At my turn around point I stop to stretch a bit, to admire the other Friday evening runners, to take notice of what a dog friendly city Baltimore is. After a few moments I hop back into my pace, quickening it bit, getting into my grove, setting a bit of a faster speed for my journey back along the Promenade.

At this point, I find myself on a wooden surface jutting out straight toward the water, a perfect view of the setting sun, Vampire Weekend loud and optimistic in my headphones—I have the biggest, cheessiest grin on my face. I can only imagine what other runners think of my smile, but I don’t care. I feel good. I feel comfortable. I feel like Baltimore is a city I love to run in. The wooden planks under my feet are my favorite surface to run on, they make a happy noise under foot and spring me forward to continue on to complete my route that is wrapping around past Power Plant’s Barnes & Noble, by the Aquarium and to my goal—Russel Schipper. I can see the red neon lights; my pace gets more excited as it creeps closer.

Now it’s dark, lights reflect and double on the glass smooth water. No boats are sailing out to sea tonight. The mile back to my apartment from the end of the harbor was tough. An hour and half run after an hour morning work out was hard—but inspired. The city inspired me and kept my feet moving. It put a smile on my face that was the genuine smile of…dare I say? A runner’s high.

 

 

 

*Photos by Andrew Durand
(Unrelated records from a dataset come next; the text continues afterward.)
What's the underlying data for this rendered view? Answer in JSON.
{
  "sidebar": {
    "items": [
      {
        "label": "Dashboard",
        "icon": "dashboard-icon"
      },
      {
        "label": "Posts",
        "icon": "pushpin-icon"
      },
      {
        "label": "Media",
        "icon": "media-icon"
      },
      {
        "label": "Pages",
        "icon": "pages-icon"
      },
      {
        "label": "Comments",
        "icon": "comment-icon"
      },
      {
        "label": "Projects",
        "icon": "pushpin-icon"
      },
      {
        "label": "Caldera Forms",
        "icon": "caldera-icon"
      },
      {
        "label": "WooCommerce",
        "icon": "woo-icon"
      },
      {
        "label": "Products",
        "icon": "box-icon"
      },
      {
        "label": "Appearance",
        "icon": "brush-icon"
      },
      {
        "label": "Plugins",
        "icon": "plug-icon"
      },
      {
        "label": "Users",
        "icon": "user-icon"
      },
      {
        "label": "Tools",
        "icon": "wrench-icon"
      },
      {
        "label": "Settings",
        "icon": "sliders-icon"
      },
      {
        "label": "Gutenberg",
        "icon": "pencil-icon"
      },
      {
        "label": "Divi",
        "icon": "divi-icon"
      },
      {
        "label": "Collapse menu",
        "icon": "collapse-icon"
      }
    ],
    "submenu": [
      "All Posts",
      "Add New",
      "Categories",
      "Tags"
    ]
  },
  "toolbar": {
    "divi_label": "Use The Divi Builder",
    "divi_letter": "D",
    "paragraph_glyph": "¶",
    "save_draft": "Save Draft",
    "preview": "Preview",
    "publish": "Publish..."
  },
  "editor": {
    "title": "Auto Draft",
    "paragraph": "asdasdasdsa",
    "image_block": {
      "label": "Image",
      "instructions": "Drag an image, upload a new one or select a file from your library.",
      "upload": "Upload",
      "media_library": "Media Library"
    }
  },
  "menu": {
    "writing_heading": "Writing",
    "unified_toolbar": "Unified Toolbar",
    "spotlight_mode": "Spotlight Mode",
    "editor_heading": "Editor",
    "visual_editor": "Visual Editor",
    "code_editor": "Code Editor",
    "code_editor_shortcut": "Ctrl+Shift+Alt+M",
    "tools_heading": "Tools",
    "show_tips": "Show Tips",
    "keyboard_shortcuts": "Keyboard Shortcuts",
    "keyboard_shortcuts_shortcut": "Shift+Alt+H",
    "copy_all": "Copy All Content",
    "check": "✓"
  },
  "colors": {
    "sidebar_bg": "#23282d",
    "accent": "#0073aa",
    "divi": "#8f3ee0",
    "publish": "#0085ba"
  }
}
A quick tour of a small part of Baltimore: (parte uno)

 

In the last 6 months I have relocated my life to Baltimore, MD. When I’m not on the road traveling for work I call a small apartment between Mr. Vernon and the Inner Harbor my home. It’s truly the ideal location for a runner living in the city. I have the ability to walk out my front door for a run, or take a quick drive and be in the woods. Imagine when you step out your front door or stoop (I really wish I had a stoop) and to the left is a never ending hill, the crest can’t be seen; and to the right is a slow descend that in half of a mile it hits a path that wraps around a beautiful harbor filled with sail boats, house boats and has a sky line of old factories that beg to be researched and read about.

 

To the right—toward the harbor, there is a lot to look at and distract the runner’s mind. The path curves sharply to the left or to the right. To the right the runner can continue past the science museum, stop and get a smoothie or a coffee at one of the many vendors set up for the hundreds of tourists that come through (ackkkk,) or keep going until it gets a bit more secluded.

She can run with the water to her left through condos where the wealthy enjoy a cup of coffee on their deck that over looks the lit up Domino Sugar sign, where they can keep an eye on their boat, some may be walking their Yorkipoo or a Snorkie in the early hours. This is my 4 mile turn around, sometimes, more recently, I keep going.

A night time view of the harbor

If I continue on this direction I find myself in windy streets of mangled brink sidewalks, random trees that grow in the middle of the sidewalk with roots protruding and trying to trip me. I find row homes with unique gates and fences, maybe roses growing or perhaps some other vine that takes over the iron leaves of the grate. There is a park that’s path circles me around and around to the top of a hill where I can see the harbor again, I can see more narrow streets and take a rest on a park bench if I need to. There are signs for Fort Mchenry with arrows that point me to the left or to the right, (I’ve tried multiple times to find Fort Mchenry, but the signs lead me to get lost-a common occurrence- and I end up distracted by something else, some other discovery along my way.)

Eventually I find myself in Federal Hill—though too early for anyone but students and city employees to be up, this neighborhood is sleepy this time of day. If I were to come here on a Friday night, (trust me, you will not find me in Fed Hill on a Friday night) I would see lit up bars advertising this weeks Miller Light draft special!!!! Buy one get one shot of tequila!!!!!!!! Pizza by the slice and Frat boys with their collars popped and jeans cuffed fists ready to pump. But at 8 am the city is quiet and mine.

 

This is one of my many running routes I’ve created for myself in Baltimore City. One of many I’ll outline for you on here to get to know my city and many other cities that I visit in my travels.